diagonals of a parallelogram bisect each other, and conversely, rectangles
are parallelograms with congruent diagonals.
*I
can classify types of quadrilaterals.
*I
can explain theorems for various parallelograms involving opposite sides
and angles and relate to figure.
*I
can explain theorems for various parallelograms involving diagonals and
relate to figure.
*I
can use the principle that corresponding parts of congruent triangles are
congruent to solve problems.
*I
can use properties of special quadrilaterals in a proof.

D. Make geometric
constructions.

GCO.D.12

Make formal
geometric constructions with a variety of tools and methods (compass and
straightedge, string, reflective devices, paper folding, dynamic geometric
software, etc.). Copying
a segment; copying an angle; bisecting a segment; bisecting an angle;
constructing perpendicular lines, including the perpendicular bisector of a
line segment; and constructing a line parallel to a given line through a
point not on the line.
*I can explain the
construction of geometric figures using a variety of tools
and methods.
*I
can apply the definitions, properties and theorems about line segments,
rays and angles to support geometric constructions.
*I
can apply properties and theorems about parallel and perpendicular lines to
support constructions.
*I
can perform geometric constructions including: Copying a segment; copying
an angle; bisecting a segment; bisecting an angle; constructing
perpendicular lines, including the perpendicular bisector of a line
segment; and constructing a line parallel to given line through a point not
on the line, using a variety of tools an methods (compass and straightedge,
string, reflective devices, paper folding, dynamic geometric software,
etc.).

GCO.D.13

Construct an equilateral triangle,
a square, and a regular hexagon inscribed in a circle.
*I
can construct an equilateral triangle, a square and a regular hexagon
inscribed in a circle.

GSRT: Similarity, Right Triangles, and
Trigonometry

B. Prove and apply
theorems involving similarity

GSRT.B.5

Use congruence
and similarity criteria for triangles to solve problems and to prove
relationships in geometric figures.
*I
can recall congruence and similarity criteria for triangles
*I
can use congruency and similarity theorems for triangles to solve problems
*I
can use congruency and similarity theorems for triangles to prove
relationships in geometric figures


Enduring Understandings:
·
Since many geometric figures in the real world are not stationary,
transformations provide a way for us to describe their movement.
·
Proof and congruence are not exclusive to mathematics and the logical
processes with defining principles can be applied in various life
experiences.
·
Definitions establish meanings and remove possible misunderstanding.
Other truths are more complex and difficult to see.
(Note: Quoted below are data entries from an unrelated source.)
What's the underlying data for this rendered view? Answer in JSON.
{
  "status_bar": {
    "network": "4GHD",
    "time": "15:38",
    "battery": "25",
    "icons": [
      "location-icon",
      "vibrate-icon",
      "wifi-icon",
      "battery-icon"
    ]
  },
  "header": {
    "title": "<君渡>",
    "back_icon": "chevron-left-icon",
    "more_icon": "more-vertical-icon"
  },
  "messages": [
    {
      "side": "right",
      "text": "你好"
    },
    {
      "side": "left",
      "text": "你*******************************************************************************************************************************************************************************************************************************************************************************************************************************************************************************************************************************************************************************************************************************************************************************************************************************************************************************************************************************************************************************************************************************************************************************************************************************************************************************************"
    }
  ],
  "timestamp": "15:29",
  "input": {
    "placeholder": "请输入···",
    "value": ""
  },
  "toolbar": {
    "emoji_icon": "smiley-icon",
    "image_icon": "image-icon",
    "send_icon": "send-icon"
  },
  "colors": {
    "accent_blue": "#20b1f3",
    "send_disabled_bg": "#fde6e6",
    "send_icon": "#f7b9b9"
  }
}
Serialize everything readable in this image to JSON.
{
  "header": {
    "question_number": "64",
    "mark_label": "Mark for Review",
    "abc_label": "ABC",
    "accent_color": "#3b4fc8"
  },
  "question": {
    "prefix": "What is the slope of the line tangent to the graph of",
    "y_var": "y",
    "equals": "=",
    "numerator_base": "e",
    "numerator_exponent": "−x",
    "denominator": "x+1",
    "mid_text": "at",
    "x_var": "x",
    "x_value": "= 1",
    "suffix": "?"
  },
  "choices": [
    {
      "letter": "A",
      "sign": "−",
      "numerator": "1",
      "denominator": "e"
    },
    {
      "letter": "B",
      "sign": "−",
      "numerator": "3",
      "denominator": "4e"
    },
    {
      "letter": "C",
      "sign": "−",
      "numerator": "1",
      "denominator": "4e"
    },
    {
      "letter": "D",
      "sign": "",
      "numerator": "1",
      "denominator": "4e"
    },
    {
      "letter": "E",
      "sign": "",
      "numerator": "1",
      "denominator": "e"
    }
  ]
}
It is often possible to
verify complex truths by reasoning from simpler ones by using deductive
reasoning.
·
The geometric relationships that come from proving triangles congruent
may be used to prove relationships between geometric objects.
·
Representation of geometric ideas and relationships allow multiple
approaches to geometric problems and connect geometric interpretations to
other contexts.
·
Communicating mathematically appropriate arguments are central to the
study of mathematics.
·
Transformations, symmetry, and spatial reasoning can be used to
analyze and model mathematical situations.
·
Characteristics, properties, and mathematical arguments about
geometric relationships can be analyzed and developed using logical and
spatial reasoning.

Essential
Questions:
·
What is the significance of symbols and “good definitions” in
geometry?
·
What are the undefined building blocks of geometry and how are they
used?
·
What is nature’s geometry? How can man use nature’s geometry to
improve his environment?
·
How are geometric transformations represented as functional
relationships?
·
How can transformations determine whether figures are congruent?
·
How can special segments of a triangle be used to solve realworld
problems?
·
How does geometry explain or describe the structure of our world?
·
How can points of concurrency be used in realworld situations?
·
How can reasoning be used to establish or refute conjectures?
·
How does my understanding of algebraic principles help me solve
geometric problems?